ACTIVITY: Every line in the data below that includes "subtitle" belongs in the answer, copied as it stands.

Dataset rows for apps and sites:
----

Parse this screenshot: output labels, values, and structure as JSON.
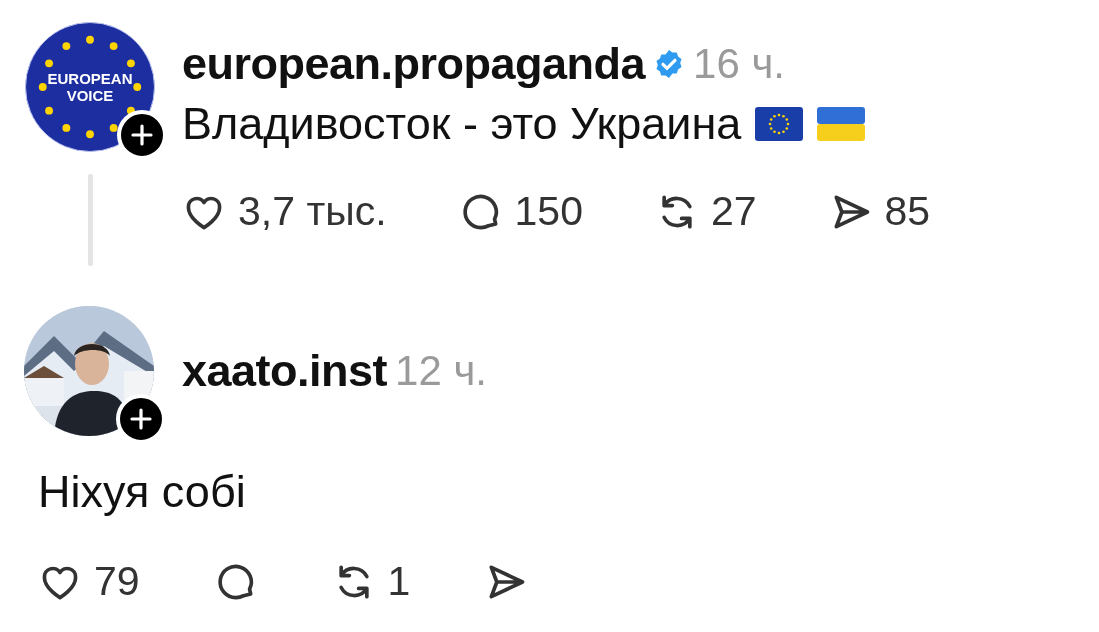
{
  "posts": [
    {
      "avatar": {
        "kind": "logo",
        "lines": [
          "EUROPEAN",
          "VOICE"
        ]
      },
      "username": "european.propaganda",
      "verified": true,
      "time": "16 ч.",
      "text": "Владивосток - это Украина",
      "actions": [
        {
          "kind": "like",
          "count": "3,7 тыс."
        },
        {
          "kind": "reply",
          "count": "150"
        },
        {
          "kind": "repost",
          "count": "27"
        },
        {
          "kind": "share",
          "count": "85"
        }
      ]
    },
    {
      "username": "xaato.inst",
      "verified": false,
      "time": "12 ч.",
      "text": "Ніхуя собі",
      "actions": [
        {
          "kind": "like",
          "count": "79"
        },
        {
          "kind": "reply"
        },
        {
          "kind": "repost",
          "count": "1"
        },
        {
          "kind": "share"
        }
      ]
    }
  ]
}
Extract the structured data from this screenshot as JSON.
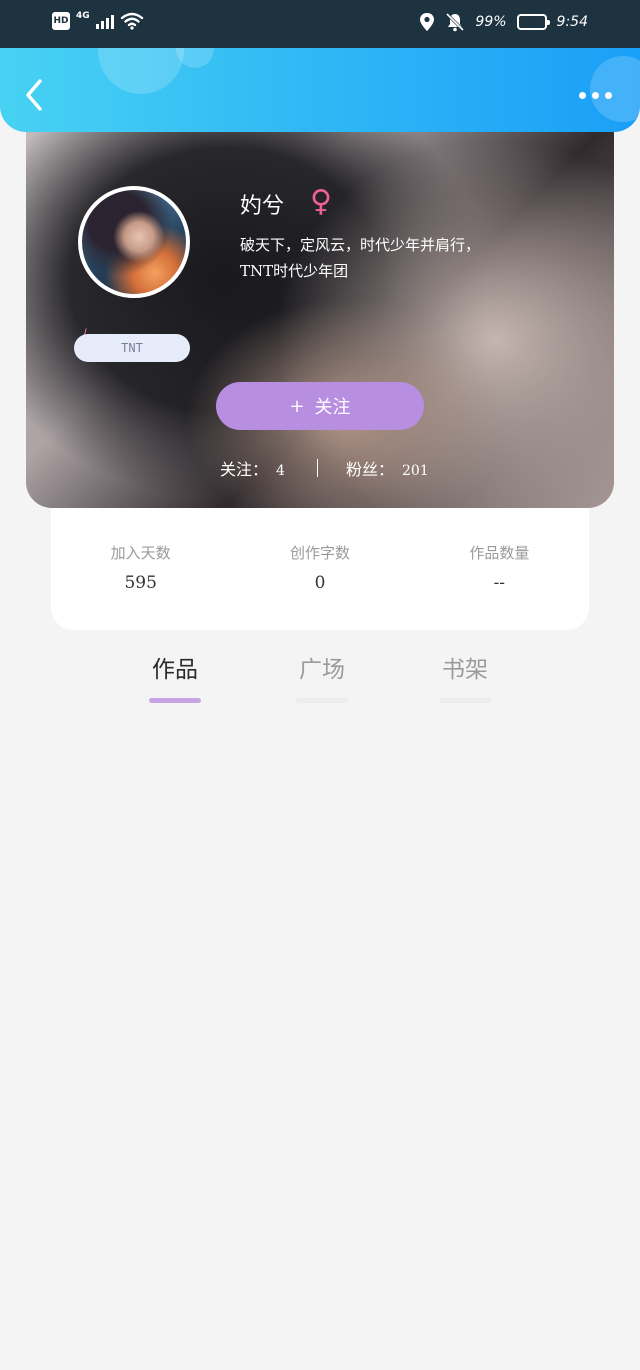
{
  "status_bar": {
    "hd_badge": "HD",
    "network": "4G",
    "battery_percent": "99%",
    "time": "9:54",
    "icons": [
      "signal-icon",
      "wifi-icon",
      "location-icon",
      "bell-muted-icon",
      "battery-icon"
    ]
  },
  "header": {
    "back_icon": "chevron-left-icon",
    "more_icon": "more-dots-icon"
  },
  "profile": {
    "username": "妁兮",
    "gender_symbol": "♀",
    "bio_line1": "破天下，定风云，时代少年并肩行，",
    "bio_line2": "TNT时代少年团",
    "tag": "TNT",
    "follow_label": "关注",
    "follow_plus": "+",
    "following_label": "关注：",
    "following_count": "4",
    "fans_label": "粉丝：",
    "fans_count": "201"
  },
  "stats": [
    {
      "label": "加入天数",
      "value": "595"
    },
    {
      "label": "创作字数",
      "value": "0"
    },
    {
      "label": "作品数量",
      "value": "--"
    }
  ],
  "tabs": [
    {
      "label": "作品",
      "active": true
    },
    {
      "label": "广场",
      "active": false
    },
    {
      "label": "书架",
      "active": false
    }
  ],
  "colors": {
    "header_gradient_start": "#47d2f3",
    "header_gradient_end": "#1a9ff7",
    "follow_button": "#b88ee0",
    "active_tab_underline": "#c6a4e6",
    "gender_icon": "#f06292"
  }
}
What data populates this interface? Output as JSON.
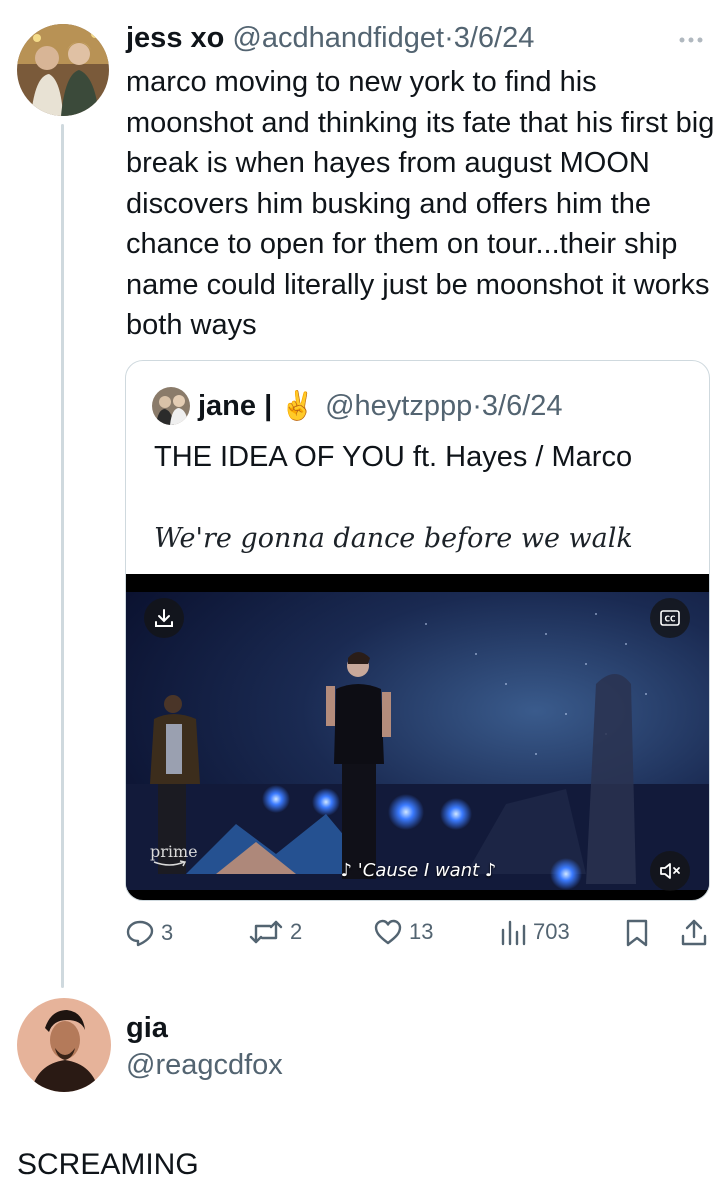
{
  "tweet": {
    "name": "jess xo",
    "handle": "@acdhandfidget",
    "dot": "·",
    "date": "3/6/24",
    "text": "marco moving to new york to find his moonshot and thinking its fate that his first big break is when hayes from august MOON discovers him busking and offers him the chance to open for them on tour...their ship name could literally just be moonshot it works both ways",
    "more_icon": "more-dots-icon"
  },
  "quote": {
    "name": "jane |",
    "emoji": "✌️",
    "handle": "@heytzppp",
    "dot": "·",
    "date": "3/6/24",
    "line1": "THE IDEA OF YOU ft. Hayes / Marco",
    "line2": "We're gonna dance before we walk",
    "video": {
      "subtitle": "♪ 'Cause I want ♪",
      "watermark": "prime"
    }
  },
  "actions": {
    "replies": "3",
    "retweets": "2",
    "likes": "13",
    "views": "703"
  },
  "reply": {
    "name": "gia",
    "handle": "@reagcdfox",
    "text": "SCREAMING"
  },
  "colors": {
    "muted": "#536471",
    "thread_line": "#cfd9de",
    "text": "#0f1419"
  }
}
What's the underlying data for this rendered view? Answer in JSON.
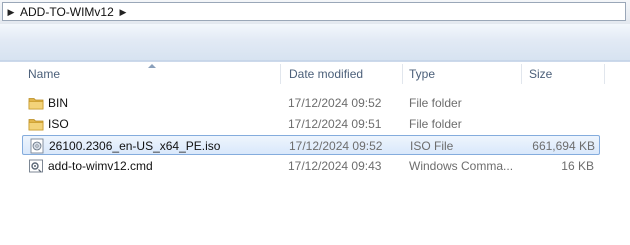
{
  "address": {
    "path": [
      "ADD-TO-WIMv12"
    ]
  },
  "columns": {
    "name": "Name",
    "date_modified": "Date modified",
    "type": "Type",
    "size": "Size"
  },
  "files": [
    {
      "name": "BIN",
      "date": "17/12/2024 09:52",
      "type": "File folder",
      "size": "",
      "icon": "folder-icon",
      "selected": false
    },
    {
      "name": "ISO",
      "date": "17/12/2024 09:51",
      "type": "File folder",
      "size": "",
      "icon": "folder-icon",
      "selected": false
    },
    {
      "name": "26100.2306_en-US_x64_PE.iso",
      "date": "17/12/2024 09:52",
      "type": "ISO File",
      "size": "661,694 KB",
      "icon": "disc-image-icon",
      "selected": true
    },
    {
      "name": "add-to-wimv12.cmd",
      "date": "17/12/2024 09:43",
      "type": "Windows Comma...",
      "size": "16 KB",
      "icon": "cmd-script-icon",
      "selected": false
    }
  ],
  "colors": {
    "selection_border": "#84acdd",
    "header_text": "#4c607a",
    "folder": "#e8c25a"
  }
}
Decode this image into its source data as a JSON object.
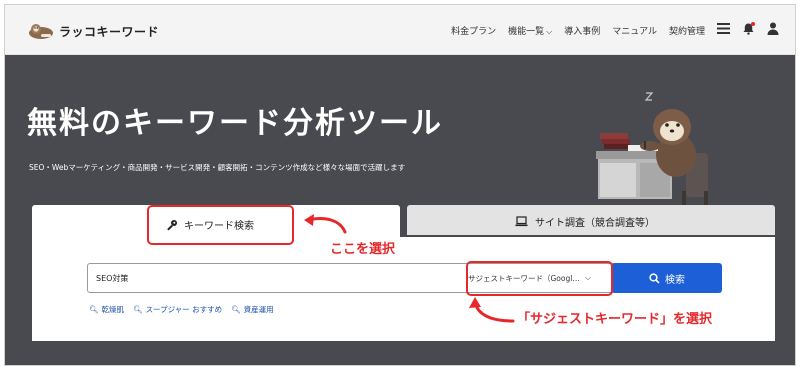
{
  "header": {
    "logo_text": "ラッコキーワード",
    "nav": [
      {
        "label": "料金プラン",
        "dropdown": false
      },
      {
        "label": "機能一覧",
        "dropdown": true
      },
      {
        "label": "導入事例",
        "dropdown": false
      },
      {
        "label": "マニュアル",
        "dropdown": false
      },
      {
        "label": "契約管理",
        "dropdown": false
      }
    ],
    "icons": [
      "hamburger-menu-icon",
      "bell-icon",
      "user-icon"
    ],
    "notification_dot_color": "#e6282b"
  },
  "hero": {
    "title": "無料のキーワード分析ツール",
    "subtitle": "SEO・Webマーケティング・商品開発・サービス開発・顧客開拓・コンテンツ作成など様々な場面で活躍します",
    "background": "#494a50"
  },
  "tabs": [
    {
      "label": "キーワード検索",
      "icon": "key-icon",
      "active": true
    },
    {
      "label": "サイト調査（競合調査等）",
      "icon": "laptop-icon",
      "active": false
    }
  ],
  "search": {
    "value": "SEO対策",
    "select_value": "サジェストキーワード（Googl…",
    "button_label": "検索",
    "button_color": "#1d5fd6"
  },
  "quick_links": [
    "乾燥肌",
    "スープジャー おすすめ",
    "資産運用"
  ],
  "annotations": {
    "label1": "ここを選択",
    "label2": "「サジェストキーワード」を選択",
    "color": "#e6282b"
  }
}
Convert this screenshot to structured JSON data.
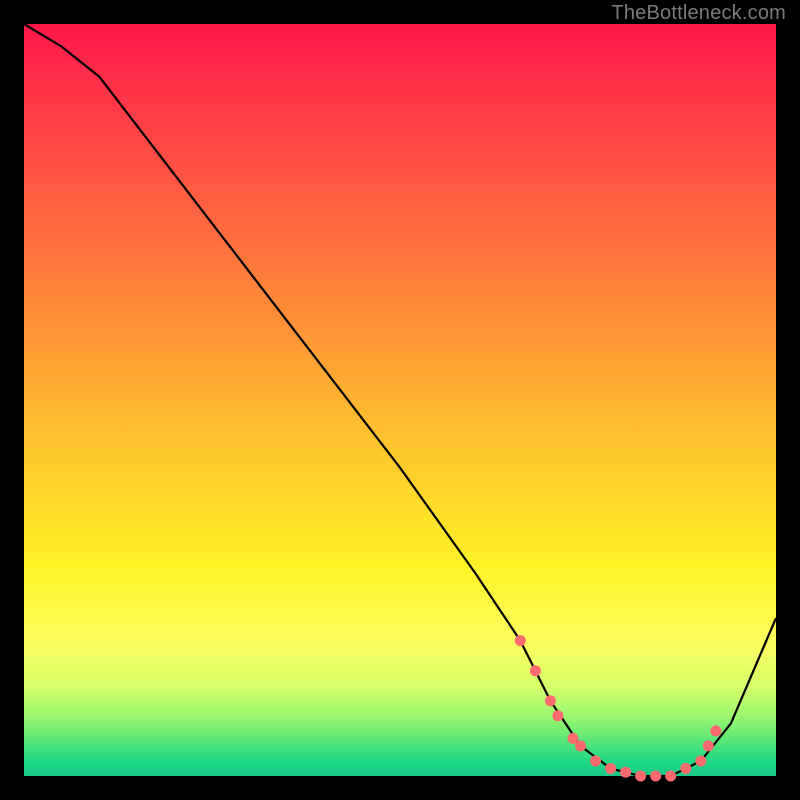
{
  "watermark": "TheBottleneck.com",
  "chart_data": {
    "type": "line",
    "title": "",
    "xlabel": "",
    "ylabel": "",
    "xlim": [
      0,
      100
    ],
    "ylim": [
      0,
      100
    ],
    "series": [
      {
        "name": "bottleneck-curve",
        "x": [
          0,
          5,
          10,
          20,
          30,
          40,
          50,
          60,
          66,
          70,
          74,
          78,
          82,
          86,
          90,
          94,
          100
        ],
        "values": [
          100,
          97,
          93,
          80,
          67,
          54,
          41,
          27,
          18,
          10,
          4,
          1,
          0,
          0,
          2,
          7,
          21
        ]
      }
    ],
    "markers": {
      "name": "highlighted-points",
      "color": "#ff6a6f",
      "x": [
        66,
        68,
        70,
        71,
        73,
        74,
        76,
        78,
        80,
        82,
        84,
        86,
        88,
        90,
        91,
        92
      ],
      "values": [
        18,
        14,
        10,
        8,
        5,
        4,
        2,
        1,
        0.5,
        0,
        0,
        0,
        1,
        2,
        4,
        6
      ]
    }
  }
}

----

RESULT FOR THIS EXERCISE:
      "subtitle": "♪ 'Cause I want ♪",
    "subtitle": "SEO・Webマーケティング・商品開発・サービス開発・顧客開拓・コンテンツ作成など様々な場面で活躍します",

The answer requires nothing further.